An initiative for young people in Southwark helped them run a community festival and gain training at a professional level, writes Jane Packham.
S J Knight
“I learnt more than I can say on paper...” was the answer 19-year-old Adam Ouissalett gave when asked what he had learnt from Southwark Young Producers (SYP) festival training. Adam is now managing his own samba band, South London Samba, performing across London and tutoring in schools. Adam is one of eight young residents from Southwark in south London who took part in SYP. His list of skills learnt includes time management, creating site plans and risk assessments, marketing and even weather plans.
SYP was created in response to rising youth unemployment in the borough, reinforced by the knowledge that there are limited routes into the creative and cultural sectors. Commissioned by Southwark Council and produced by Emergency Exit Arts, it aimed to provide 16 to 25 year olds with festival production training at a professional level, equipping them with tangible skills to support their future training and employment. And at the same time deliver a free community event as part of the annual Elephant and Nun Festival.
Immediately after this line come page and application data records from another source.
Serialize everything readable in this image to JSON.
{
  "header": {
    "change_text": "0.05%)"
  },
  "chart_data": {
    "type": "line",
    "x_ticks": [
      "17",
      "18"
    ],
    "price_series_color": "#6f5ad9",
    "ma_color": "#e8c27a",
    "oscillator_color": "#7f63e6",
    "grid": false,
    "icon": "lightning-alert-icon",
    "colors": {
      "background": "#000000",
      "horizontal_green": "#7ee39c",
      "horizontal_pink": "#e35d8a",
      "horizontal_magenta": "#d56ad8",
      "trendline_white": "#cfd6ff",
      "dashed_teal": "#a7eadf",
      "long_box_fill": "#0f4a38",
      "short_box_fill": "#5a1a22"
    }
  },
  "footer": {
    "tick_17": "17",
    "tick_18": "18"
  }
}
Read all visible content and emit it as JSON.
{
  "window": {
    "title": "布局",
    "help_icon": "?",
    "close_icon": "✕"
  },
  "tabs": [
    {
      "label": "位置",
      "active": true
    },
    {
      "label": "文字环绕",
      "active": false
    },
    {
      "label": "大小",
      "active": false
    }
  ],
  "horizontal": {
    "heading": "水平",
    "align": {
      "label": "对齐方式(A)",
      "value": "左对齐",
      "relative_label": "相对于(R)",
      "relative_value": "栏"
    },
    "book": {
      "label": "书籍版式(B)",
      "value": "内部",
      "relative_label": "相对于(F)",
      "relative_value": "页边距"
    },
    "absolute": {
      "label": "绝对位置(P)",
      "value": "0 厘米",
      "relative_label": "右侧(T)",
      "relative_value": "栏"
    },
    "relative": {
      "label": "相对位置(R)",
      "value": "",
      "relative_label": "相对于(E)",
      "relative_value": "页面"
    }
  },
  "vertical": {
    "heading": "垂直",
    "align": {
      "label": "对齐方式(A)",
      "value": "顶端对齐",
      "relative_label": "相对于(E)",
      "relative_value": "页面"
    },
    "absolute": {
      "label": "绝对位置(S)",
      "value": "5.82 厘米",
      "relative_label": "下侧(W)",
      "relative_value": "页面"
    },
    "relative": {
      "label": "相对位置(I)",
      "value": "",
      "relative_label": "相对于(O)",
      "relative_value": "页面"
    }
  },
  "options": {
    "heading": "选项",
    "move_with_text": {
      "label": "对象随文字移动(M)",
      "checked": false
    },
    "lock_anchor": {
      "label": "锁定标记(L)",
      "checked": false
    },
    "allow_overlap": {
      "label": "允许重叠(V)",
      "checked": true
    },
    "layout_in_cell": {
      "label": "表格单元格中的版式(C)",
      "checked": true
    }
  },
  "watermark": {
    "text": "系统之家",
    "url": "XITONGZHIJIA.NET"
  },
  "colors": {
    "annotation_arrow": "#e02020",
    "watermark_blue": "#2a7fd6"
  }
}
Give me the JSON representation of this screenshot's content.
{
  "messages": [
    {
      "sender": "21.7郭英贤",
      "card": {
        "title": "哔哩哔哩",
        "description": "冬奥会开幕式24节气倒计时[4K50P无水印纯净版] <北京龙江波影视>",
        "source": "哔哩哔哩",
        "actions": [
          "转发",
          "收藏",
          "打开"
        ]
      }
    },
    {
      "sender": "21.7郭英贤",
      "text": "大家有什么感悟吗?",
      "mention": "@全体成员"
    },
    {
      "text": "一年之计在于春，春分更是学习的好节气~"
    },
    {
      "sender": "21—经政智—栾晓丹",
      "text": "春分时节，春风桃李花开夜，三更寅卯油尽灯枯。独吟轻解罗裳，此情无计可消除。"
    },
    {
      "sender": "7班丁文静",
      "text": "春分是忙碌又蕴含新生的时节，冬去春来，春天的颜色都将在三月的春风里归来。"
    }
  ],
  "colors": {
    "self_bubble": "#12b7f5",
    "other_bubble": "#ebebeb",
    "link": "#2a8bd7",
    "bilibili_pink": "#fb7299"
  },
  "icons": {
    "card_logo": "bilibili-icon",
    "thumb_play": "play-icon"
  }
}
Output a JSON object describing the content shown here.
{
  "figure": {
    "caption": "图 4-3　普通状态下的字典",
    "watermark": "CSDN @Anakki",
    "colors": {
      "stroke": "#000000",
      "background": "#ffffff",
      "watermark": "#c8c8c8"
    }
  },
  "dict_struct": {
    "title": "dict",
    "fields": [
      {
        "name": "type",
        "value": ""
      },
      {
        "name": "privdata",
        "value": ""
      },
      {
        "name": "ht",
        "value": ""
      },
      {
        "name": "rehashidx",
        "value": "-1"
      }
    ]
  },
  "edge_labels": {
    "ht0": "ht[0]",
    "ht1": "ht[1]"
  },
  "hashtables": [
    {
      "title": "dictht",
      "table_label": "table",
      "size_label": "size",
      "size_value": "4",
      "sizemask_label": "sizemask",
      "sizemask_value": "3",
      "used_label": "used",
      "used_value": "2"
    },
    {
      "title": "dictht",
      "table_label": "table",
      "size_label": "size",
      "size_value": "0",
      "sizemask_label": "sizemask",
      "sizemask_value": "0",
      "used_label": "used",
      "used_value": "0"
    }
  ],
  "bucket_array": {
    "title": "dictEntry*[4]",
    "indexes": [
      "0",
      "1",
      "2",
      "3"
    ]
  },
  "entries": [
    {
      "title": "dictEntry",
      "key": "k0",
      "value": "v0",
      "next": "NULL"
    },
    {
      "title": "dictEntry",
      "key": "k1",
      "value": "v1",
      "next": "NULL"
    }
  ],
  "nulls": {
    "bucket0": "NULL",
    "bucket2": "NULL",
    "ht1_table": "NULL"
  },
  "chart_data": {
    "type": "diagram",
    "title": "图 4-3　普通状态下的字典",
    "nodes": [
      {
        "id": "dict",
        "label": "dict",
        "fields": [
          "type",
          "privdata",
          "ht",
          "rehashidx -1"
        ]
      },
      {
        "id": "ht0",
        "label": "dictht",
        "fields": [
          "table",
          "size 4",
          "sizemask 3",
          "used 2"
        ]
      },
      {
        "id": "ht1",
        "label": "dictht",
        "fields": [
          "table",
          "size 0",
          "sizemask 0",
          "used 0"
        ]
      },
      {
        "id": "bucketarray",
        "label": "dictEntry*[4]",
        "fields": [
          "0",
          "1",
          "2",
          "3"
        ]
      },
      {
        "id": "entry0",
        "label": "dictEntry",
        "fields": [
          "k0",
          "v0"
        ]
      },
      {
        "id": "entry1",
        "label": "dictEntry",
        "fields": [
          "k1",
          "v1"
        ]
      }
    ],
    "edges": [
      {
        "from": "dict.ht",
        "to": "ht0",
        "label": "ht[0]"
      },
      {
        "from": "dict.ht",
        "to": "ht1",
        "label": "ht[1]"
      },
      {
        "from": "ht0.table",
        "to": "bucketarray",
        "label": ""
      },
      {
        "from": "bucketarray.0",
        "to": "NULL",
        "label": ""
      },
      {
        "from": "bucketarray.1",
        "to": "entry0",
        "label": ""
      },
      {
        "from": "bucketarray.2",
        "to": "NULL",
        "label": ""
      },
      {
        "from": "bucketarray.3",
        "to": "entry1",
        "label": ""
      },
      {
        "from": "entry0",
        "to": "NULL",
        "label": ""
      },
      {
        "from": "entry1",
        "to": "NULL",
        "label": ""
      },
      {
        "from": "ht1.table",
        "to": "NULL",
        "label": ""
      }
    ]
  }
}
Youth unemployment is high, money is tight but for many they see a light through education and training
Paul Cowell, Southwark’s Events and Film Manager, said: “There’s an unfair stigma that young people in Southwark live with. Youth unemployment is high, money is tight but for many they see a light through education and training. I know that young people in Southwark bring talent, energy and vibrancy to our communities and as someone who has worked on community events for over fifteen years I encourage, nurture and showcase that.”
Working with a team of event professionals, SYP put the young people in the driving seat. They made the decisions about every aspect of the event, with the professionals on hand to guide, discuss and debate the ‘hows, whys, whats and whens’. As Young Producer Sarah Aderele points out: “This wasn’t our mentors saying ‘pretend you did this’ - we did this ourselves!”
SYP began with an introduction to the creative sector, unpicking what an event is and taking the group to visit different events. For twelve weeks the young producers worked on plans for their own festival, named Combonation. It aims to celebrate diverse cultures, showcase local talent and highlight youth culture.
From the outset the group understood the importance of marketing the event, understanding the power of Twitter to reach younger audiences. They managed two accounts, one for their project, @SouthwarkYPs, and one for the event, @CombonationFest.
Chloe Osborne, EEA’s Creative Director for the project, was keen to demonstrate that young people could create imaginative solutions: “EEA’s role was to encourage the young producers to think outside the box so that this wasn’t a predictable event.” The end-result was a one-day family-friendly festival packed with a mix of live performances from spoken word poetry, hip hop and Beatboxing to Bollywood dance and Salsa. Visitors even learnt dance and created art installations. EEA worked with the young producers to design bespoke settings including giant golden swans, an outdoor lounge and a London taxi as a stage.
Visitors were taken on a journey through ‘Genius Alley’, specially created by young theatre artists which led to the Mind your Own Business zone, showcasing Southwark Council’s young entrepreneurs.
The young producers managed the day; they were the first on and last off site, learning in a real-time environment what is needed to produce a festival. As Young Producer Chloë Downes describes: “The programme was much more than I expected. Rather than being hand-held, we were supported by EEA to think and make decisions like events producers.”
EEA brought independent producer Ruby Baker on board to guide the coordination of the festival, sourcing inspirational event professionals to give advice on site planning, marketing, funding and event safety. Ruby says: “I’m enormously proud of what the team achieved. The improvement in confidence as individuals is astounding. Even if they don't want to work in events in the future the sense of achievement they have experienced will allow them to aim higher in their careers.”
The SYP programme ultimately allowed a group of young people with little experience of the arts to challenge themselves and to learn new skills. It gave the local authority a chance to invest directly in their future, tackling youth unemployment (at a local level) while delivering an event that can honestly say it had its community at its heart.
Watch a film of the Combonation festival.